This brings me to the point of Allen’s legacy. He died way back in 1973, so he has been gone a long time, but to older modelers, his memory is indelible. It is probably best captured in a Kalmbach book, assembled by Linn Westcott from Allen’s photos and with Allen’s own comments from many letters and articles. I show the cover below of the original 1981 edition. This was reprinted a few times, and eventually re-issued as a hardback in 1996.
It has now even been re-issued in an “expanded” edition by Benchmark Publications, in 2011 (with a few added photos). There also exists a DVD of visitors’ film clips. You can buy any of these items from on-line sellers.
In addition to his photos, the other matter that had made John famous was the engine house he submitted for the 1948 national model contest that MR used to run. It’s a marvelous structure, mostly made of cardstock with big windows and skylights for viewing the detailed and lighted interior, but it caused a stir (to put it mildly — you should read the letters to MR!) because John not only weathered it, but added bird droppings along the rooftop and model pigeons (though they are not in this photo). John was not the first to weather structures, but as a contest winner, this instance got a great deal of attention.
In this particular image, John added track and two figures that are O-scale in the foreground, to accentuate the perspective.
Something else that got a lot of attention directed to John was his whimsy, usually expressed on his narrow-gauge railroad rather than on the standard-gauge part of the layout. For example, he described the yard crew finding a stegosaur in the woods and pressing her into switching service. Allen said that she “wasn’t very smart but was obliging and very strong,” while having the further advantage that she could switch narrow-gauge and standard-gauge cars equally well. Unfortunately, she never learned to use the ash pit. Here is Emma at work.
John liked to say that he had things like this on his layout, “because they amuse me, not because I don’t know better.”
Less recognized by most (though included in Westcott’s book) was Allen’s interest in prototypical operation. His operating sessions were well-known for his insistence that crews understand and use prototype procedures, long before most modelers even could have understood “operations” beyond the kind of session where “Joe, you run the passenger, and Stan, you follow him with the coal train,” or equivalent. Allen doesn’t often get credit on this front, but he was a true pioneer of realistic operation.
Now his nay-sayers will get exercised about what can be called his “caricature” scenery (including some mechanically dubious bridges), and certainly a lot of it was exaggerated.

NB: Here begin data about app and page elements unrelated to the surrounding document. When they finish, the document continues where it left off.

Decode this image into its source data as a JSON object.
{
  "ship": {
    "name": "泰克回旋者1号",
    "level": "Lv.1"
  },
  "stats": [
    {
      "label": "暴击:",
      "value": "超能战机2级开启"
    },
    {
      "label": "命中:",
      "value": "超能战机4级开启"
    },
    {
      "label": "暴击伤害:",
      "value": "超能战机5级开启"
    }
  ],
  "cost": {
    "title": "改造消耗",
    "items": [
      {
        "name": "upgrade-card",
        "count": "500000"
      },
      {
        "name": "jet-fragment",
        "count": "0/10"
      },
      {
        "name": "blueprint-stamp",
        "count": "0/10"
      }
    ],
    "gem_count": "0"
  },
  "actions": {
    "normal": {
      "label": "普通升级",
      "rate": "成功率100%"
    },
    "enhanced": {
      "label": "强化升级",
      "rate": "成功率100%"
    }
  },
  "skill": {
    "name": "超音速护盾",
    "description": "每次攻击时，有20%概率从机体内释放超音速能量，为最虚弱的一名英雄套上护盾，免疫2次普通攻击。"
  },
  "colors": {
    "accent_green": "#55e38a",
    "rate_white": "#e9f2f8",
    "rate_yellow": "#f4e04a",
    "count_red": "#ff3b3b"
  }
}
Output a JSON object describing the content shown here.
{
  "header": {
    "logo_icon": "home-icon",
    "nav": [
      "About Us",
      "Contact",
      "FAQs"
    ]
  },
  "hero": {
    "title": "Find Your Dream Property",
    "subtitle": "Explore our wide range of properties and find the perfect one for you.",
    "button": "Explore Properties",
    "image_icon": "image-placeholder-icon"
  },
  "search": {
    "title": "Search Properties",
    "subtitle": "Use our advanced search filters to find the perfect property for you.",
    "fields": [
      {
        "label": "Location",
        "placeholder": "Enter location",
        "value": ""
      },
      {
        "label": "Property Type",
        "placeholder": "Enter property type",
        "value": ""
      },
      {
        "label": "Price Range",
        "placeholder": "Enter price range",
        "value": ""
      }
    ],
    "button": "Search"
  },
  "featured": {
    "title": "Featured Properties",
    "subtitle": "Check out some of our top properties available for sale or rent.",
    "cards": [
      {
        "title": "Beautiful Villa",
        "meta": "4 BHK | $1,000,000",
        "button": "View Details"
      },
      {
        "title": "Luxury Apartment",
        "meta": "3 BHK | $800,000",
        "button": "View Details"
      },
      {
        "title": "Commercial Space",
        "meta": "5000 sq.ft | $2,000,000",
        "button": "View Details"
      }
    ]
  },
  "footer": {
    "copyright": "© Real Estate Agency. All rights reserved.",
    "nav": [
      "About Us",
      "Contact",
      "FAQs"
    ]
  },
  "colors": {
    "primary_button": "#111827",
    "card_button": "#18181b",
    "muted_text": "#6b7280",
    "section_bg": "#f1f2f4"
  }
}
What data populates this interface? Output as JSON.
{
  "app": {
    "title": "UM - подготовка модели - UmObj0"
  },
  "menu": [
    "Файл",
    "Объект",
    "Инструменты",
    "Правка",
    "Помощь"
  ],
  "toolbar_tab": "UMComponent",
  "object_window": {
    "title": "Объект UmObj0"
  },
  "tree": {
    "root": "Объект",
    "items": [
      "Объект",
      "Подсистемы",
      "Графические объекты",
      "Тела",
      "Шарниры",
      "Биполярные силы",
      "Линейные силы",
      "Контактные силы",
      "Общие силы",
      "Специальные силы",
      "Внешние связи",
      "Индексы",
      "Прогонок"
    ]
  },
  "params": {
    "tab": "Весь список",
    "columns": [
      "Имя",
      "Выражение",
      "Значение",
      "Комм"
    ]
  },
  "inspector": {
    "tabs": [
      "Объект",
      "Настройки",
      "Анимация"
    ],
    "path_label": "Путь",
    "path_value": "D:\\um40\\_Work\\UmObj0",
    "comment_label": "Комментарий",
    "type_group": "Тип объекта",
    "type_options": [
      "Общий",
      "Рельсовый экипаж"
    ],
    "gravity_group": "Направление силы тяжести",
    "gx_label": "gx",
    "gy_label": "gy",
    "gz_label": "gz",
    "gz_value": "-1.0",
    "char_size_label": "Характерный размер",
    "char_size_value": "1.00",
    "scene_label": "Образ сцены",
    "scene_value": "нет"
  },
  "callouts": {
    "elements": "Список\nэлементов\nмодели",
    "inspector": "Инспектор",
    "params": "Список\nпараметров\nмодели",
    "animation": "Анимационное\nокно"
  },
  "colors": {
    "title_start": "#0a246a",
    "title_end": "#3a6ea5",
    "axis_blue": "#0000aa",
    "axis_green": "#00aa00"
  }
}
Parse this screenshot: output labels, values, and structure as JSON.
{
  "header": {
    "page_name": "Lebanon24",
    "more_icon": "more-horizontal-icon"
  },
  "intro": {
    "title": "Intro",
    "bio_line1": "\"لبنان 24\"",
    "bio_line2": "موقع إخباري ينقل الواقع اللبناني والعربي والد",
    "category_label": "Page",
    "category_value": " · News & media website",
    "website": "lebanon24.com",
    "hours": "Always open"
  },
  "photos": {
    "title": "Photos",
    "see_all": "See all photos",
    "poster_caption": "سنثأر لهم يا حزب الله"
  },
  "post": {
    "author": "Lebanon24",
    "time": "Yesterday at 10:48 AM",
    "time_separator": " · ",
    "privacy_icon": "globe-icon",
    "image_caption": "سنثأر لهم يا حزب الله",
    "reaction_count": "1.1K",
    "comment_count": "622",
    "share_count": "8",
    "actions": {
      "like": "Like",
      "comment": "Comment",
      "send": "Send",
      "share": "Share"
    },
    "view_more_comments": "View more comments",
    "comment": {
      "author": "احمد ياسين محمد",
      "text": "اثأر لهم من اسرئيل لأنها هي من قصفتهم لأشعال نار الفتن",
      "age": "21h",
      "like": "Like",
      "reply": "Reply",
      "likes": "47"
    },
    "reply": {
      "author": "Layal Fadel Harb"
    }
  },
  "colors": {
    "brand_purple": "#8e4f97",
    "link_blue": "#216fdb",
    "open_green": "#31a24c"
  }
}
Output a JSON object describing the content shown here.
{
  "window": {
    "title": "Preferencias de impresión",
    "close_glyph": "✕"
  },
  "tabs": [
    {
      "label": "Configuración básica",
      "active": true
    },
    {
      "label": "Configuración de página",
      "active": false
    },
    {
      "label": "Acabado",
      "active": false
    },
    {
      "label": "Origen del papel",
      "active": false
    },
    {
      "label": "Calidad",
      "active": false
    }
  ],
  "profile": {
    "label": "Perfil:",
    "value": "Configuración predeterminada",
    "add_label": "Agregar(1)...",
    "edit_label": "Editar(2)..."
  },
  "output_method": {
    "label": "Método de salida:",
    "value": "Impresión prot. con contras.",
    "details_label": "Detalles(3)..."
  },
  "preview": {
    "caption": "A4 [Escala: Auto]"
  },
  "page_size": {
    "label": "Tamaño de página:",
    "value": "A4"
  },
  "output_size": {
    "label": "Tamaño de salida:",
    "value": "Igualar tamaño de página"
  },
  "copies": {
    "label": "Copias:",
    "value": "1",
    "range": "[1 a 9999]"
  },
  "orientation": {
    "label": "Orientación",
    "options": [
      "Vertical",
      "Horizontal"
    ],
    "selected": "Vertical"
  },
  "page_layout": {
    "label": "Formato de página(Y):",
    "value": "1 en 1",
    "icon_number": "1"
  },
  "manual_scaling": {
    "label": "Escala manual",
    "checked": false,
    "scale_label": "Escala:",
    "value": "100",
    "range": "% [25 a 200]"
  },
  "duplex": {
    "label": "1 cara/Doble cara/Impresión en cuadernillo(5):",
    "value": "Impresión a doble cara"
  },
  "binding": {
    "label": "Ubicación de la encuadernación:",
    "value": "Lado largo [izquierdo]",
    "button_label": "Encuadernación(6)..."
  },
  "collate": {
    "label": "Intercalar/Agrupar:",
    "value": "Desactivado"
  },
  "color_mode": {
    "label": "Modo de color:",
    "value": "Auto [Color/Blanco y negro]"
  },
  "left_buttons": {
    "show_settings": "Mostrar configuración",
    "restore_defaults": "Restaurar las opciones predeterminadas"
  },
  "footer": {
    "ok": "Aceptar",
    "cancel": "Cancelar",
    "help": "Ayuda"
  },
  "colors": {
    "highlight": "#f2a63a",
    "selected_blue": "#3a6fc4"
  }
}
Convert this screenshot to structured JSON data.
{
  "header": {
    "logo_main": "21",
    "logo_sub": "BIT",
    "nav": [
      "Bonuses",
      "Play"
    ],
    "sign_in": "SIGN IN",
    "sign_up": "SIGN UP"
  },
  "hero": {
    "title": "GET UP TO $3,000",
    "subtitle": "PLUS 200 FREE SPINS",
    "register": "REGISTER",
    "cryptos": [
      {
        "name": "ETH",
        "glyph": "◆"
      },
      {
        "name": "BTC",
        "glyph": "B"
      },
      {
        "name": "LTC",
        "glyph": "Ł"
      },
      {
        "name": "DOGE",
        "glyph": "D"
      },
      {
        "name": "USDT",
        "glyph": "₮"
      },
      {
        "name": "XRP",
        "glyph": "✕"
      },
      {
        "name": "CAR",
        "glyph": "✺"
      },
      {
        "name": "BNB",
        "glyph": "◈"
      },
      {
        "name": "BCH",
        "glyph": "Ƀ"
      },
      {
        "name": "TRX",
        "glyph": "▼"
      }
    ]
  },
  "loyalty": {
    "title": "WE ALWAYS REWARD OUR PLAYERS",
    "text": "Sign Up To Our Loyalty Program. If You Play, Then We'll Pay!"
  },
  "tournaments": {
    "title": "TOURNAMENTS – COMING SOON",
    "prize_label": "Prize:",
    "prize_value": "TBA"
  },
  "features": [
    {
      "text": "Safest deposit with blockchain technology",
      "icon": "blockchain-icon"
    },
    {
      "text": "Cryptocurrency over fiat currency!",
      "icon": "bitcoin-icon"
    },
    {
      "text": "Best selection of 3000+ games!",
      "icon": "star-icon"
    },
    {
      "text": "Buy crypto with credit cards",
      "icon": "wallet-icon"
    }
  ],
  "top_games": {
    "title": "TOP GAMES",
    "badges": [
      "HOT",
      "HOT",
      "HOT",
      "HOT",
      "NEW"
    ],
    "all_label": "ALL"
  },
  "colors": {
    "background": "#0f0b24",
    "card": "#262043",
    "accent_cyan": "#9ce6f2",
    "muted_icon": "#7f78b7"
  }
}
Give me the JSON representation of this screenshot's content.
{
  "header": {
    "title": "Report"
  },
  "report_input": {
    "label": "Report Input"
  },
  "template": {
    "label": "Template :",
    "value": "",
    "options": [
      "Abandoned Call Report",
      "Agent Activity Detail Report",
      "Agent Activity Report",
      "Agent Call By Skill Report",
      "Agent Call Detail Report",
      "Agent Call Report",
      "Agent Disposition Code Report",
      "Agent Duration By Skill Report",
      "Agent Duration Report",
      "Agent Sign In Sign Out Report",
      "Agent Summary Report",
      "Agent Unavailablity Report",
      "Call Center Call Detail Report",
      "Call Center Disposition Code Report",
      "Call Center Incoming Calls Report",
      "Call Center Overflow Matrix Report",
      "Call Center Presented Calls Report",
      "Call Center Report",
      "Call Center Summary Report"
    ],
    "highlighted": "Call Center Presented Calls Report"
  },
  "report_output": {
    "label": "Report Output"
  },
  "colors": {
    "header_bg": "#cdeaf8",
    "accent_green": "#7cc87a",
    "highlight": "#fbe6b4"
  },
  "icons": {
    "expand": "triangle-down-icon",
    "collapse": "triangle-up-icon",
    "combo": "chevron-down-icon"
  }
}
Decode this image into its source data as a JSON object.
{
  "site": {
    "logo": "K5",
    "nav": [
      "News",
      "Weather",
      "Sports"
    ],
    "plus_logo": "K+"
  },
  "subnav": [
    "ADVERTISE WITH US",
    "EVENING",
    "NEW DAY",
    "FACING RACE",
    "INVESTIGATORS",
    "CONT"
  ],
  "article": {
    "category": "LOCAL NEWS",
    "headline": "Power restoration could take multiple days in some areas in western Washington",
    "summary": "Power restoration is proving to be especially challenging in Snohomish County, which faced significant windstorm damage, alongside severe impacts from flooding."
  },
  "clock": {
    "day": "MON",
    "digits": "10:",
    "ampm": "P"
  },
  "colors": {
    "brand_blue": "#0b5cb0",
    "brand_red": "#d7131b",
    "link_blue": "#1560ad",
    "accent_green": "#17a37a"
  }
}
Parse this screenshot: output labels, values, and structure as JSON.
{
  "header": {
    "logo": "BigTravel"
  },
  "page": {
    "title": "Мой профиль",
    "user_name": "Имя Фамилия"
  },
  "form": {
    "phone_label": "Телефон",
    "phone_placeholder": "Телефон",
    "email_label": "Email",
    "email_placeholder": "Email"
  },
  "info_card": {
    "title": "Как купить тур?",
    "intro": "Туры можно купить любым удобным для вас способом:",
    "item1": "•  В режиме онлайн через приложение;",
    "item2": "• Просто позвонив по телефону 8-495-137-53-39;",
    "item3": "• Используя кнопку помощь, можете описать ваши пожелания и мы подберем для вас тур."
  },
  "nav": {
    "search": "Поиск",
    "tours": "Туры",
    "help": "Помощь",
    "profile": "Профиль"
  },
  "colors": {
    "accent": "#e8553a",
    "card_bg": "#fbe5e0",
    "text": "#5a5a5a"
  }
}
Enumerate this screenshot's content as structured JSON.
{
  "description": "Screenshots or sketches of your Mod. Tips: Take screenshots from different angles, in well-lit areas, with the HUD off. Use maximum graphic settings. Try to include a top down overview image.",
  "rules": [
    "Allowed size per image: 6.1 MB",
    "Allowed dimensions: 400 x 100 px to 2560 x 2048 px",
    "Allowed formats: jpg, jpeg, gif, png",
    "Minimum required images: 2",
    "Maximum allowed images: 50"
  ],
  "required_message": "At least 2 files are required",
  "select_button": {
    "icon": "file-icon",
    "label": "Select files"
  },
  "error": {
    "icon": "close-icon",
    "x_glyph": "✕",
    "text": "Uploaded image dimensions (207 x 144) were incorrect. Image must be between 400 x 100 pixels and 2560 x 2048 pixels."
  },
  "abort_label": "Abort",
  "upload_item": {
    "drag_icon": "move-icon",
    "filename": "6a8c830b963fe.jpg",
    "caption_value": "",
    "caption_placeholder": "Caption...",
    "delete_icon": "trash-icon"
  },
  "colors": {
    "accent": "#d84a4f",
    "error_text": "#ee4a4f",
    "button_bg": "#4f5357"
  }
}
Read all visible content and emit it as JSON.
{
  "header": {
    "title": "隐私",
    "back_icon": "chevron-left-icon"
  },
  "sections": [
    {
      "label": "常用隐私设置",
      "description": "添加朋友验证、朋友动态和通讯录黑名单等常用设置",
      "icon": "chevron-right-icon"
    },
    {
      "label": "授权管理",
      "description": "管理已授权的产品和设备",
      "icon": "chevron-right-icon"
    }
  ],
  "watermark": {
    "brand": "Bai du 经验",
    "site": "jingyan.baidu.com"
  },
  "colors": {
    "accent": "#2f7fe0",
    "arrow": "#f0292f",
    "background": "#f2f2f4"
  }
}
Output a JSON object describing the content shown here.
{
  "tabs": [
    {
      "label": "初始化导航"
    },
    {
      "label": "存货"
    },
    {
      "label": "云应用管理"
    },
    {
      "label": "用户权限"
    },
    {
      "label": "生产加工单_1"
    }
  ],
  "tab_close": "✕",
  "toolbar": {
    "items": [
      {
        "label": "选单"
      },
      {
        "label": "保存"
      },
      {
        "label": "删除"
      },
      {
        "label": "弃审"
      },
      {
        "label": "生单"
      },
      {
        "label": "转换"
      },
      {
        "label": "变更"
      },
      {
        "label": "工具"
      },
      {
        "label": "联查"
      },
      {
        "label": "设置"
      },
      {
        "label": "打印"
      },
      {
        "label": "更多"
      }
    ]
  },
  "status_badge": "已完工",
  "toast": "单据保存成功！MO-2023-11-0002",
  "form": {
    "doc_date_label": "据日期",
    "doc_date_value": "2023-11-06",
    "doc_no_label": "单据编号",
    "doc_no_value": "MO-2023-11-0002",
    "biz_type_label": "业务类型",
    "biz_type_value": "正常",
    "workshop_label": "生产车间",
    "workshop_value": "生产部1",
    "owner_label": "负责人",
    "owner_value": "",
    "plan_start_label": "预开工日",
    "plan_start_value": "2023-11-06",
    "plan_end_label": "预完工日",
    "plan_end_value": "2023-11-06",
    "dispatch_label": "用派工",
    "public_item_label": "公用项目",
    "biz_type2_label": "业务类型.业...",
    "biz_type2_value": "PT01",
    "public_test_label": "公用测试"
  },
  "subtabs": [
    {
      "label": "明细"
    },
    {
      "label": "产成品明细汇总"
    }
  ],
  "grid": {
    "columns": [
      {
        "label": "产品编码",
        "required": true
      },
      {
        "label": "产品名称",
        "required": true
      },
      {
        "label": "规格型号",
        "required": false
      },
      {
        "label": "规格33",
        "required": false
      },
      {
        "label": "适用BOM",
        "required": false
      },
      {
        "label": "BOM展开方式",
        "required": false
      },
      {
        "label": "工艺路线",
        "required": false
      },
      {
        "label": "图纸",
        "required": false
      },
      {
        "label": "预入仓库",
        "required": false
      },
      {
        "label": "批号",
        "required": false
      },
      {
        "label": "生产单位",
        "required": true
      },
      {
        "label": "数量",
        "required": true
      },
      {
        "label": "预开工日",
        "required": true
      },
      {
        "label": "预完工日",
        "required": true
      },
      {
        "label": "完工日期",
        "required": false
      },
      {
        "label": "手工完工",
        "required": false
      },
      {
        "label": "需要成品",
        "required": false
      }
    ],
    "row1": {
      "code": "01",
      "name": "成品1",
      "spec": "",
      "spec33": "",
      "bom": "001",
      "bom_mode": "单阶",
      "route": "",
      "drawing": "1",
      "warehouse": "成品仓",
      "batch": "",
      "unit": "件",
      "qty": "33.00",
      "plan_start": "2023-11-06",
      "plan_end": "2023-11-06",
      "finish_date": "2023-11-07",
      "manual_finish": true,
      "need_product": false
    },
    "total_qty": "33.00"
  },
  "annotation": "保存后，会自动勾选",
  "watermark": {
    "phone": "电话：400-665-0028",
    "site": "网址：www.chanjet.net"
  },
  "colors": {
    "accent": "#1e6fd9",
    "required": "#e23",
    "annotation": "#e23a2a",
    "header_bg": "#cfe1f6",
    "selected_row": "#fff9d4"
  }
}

Also often raised is the issue of the dinosaur switcher and other foibles. But the idea of a completely scenicked layout, operated in a quite realistic way, was far beyond his own time. As I said, you have only to read MR issue from the 1960s and even into the 1970s, both the articles about layout visits and in the tell-tale “Trackside Photos,” to know what I mean.
I guess on balance I have great respect for what Allen showed the hobby, about scenery, photography, and operation. He used heavy weathering of buildings and equipment when few did, built many fine structures and pieces of rolling stock, was a creative modeler, and explored scenery techniques long before most of his hobby. Yes, there is caricature in some of what he did, but for me, the positives deserve as much emphasis as the negatives.